"We had no luck getting this off the ground before 'Whiplash,'" Chazelle told me. "We had more money this time, but we had to be thrifty and resourceful. It was my first 'big' movie, but we had to treat it like a small movie. For the best, I think."
As with "Guy and Madeline," he deliberately set up a clash of styles and intentions within his movie. "When I was doing 'Guy and Madeline' I was making documentaries, and 'La La Land' is different. But we were shooting as much as possible in real locations, and trying to embrace the spectacle of the musical form but also to fight it at every instance with emotional realism. We wanted to ground it, even puncture it sometimes, so it wouldn't just float away like a balloon."
Practically speaking, he says, that led to a lengthy preproduction period full of U-turns and revisions and costly second thoughts about the validity of some sequences, ultimately scrapped prior to filming.
Once Stone and Gosling joined the project, "we had a lot of conversations about not letting the musical-ness of it infect the acting," he said." Often Gosling and Stone would improvise a scene, and Chazelle would use that improv to rewrite on the fly.

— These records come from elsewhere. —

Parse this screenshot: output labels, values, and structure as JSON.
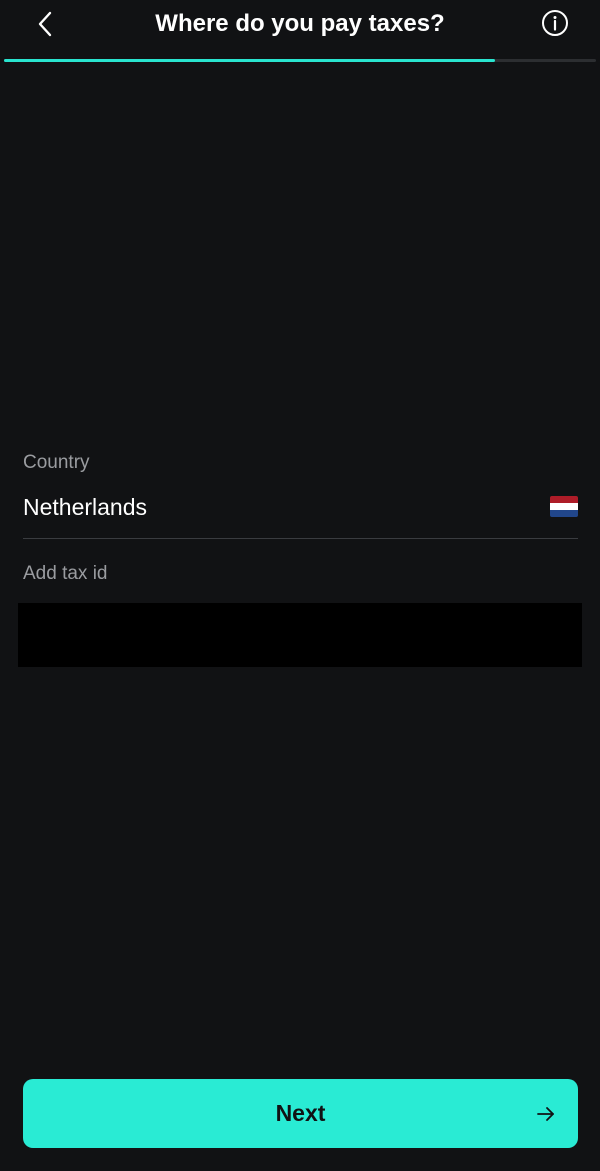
{
  "header": {
    "title": "Where do you pay taxes?",
    "back_icon": "chevron-left-icon",
    "info_icon": "info-circle-icon"
  },
  "progress": {
    "fraction": 0.83,
    "fill_color": "#29e4cf",
    "track_color": "#2c2e31"
  },
  "form": {
    "country": {
      "label": "Country",
      "value": "Netherlands",
      "flag_icon": "netherlands-flag-icon",
      "flag_colors": [
        "#ae1c28",
        "#ffffff",
        "#21468b"
      ]
    },
    "tax_id": {
      "label": "Add tax id",
      "value": ""
    }
  },
  "footer": {
    "next_label": "Next",
    "next_icon": "arrow-right-icon",
    "button_color": "#29ebd4"
  },
  "colors": {
    "background": "#111214",
    "accent": "#29e4cf"
  }
}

"Sometimes," he said, "it meant reconceiving the characters, or throwing out musical numbers that had already been designed and preplanned. There used to be a big number where Ryan and Emma now reprise 'City of Stars' at the piano; it was a big song and dance, with a different song. It made sense in the original draft, but we started working on the script and the characters changed, and the song ended up not making sense. But by that point locations had been scouted, music had been orchestrated. … In the thick of it, I thought: 'This is why you don't do this. This is why there are movies where everything has to be pre-designed, and these are not actor-centric movies, because they can't be.' And then there are movies where it starts with the actors and grows from there. The difficulty with 'La La Land' was balancing the two (approaches), and trying not to let it combust."
Then, as with most film musicals, Chazelle and company realized they couldn't keep everything they ended up shooting. "The number with Mia and her roommates, 'Someone in the Crowd' — that used to be twice as long," he said with a pained smile. An early edit of the picture opened with a Hurwitz overture and no traffic jam production number; now, as those who've seen "La La Land" can tell you, the movie opens with the traffic jam number, "Another Day of Sun," and it's so astonishingly, fantastically great that it's hard to believe it was ever questioned.
"But there's no number that didn't get cut at some point in the edit," Chazelle says. "Which is good. You want to make sure each one deserves to be there."
He's happy in his personal life (significant other: actress Olivia Hamilton, with whom he has been photographed on a red carpet or two, and who plays "gluten free girl" in one of Emma Stone's barista scenes in "La La Land"). Chazelle remains on good terms with his ex. Now he wants to make different kinds of movies, the way Howard Hawks, one of his protean Hollywood idols, would travel between genres without sacrificing his instincts.
Will audiences embrace "La La Land," with its terrifying lack of brand awareness (it's not based on a Broadway show) and its utter lack of cynicism? We'll see. Back in 2011 I wrote of "Guy and Madeline": "Marvelous … here is a director in love with the musical form, in love with jazz, in love with what a camera can do on the move." Now 31, Chazelle has directed his third excellent movie in a row. And that really is something.
Michael Phillips is a Tribune critic.
Movies on the radio: Phillips and film historian Desiree Garcia, who played Madeline in Damien Chazelle's "Guy and Madeline on a Park Bench," join "Filmspotting" host Adam Kempenaar for a "La La Land" show including their favorite musical numbers in movie history. Listen midnight Friday and Saturday on WBEZ-FM 91.5; the podcast edition is available at www.filmspotting.net.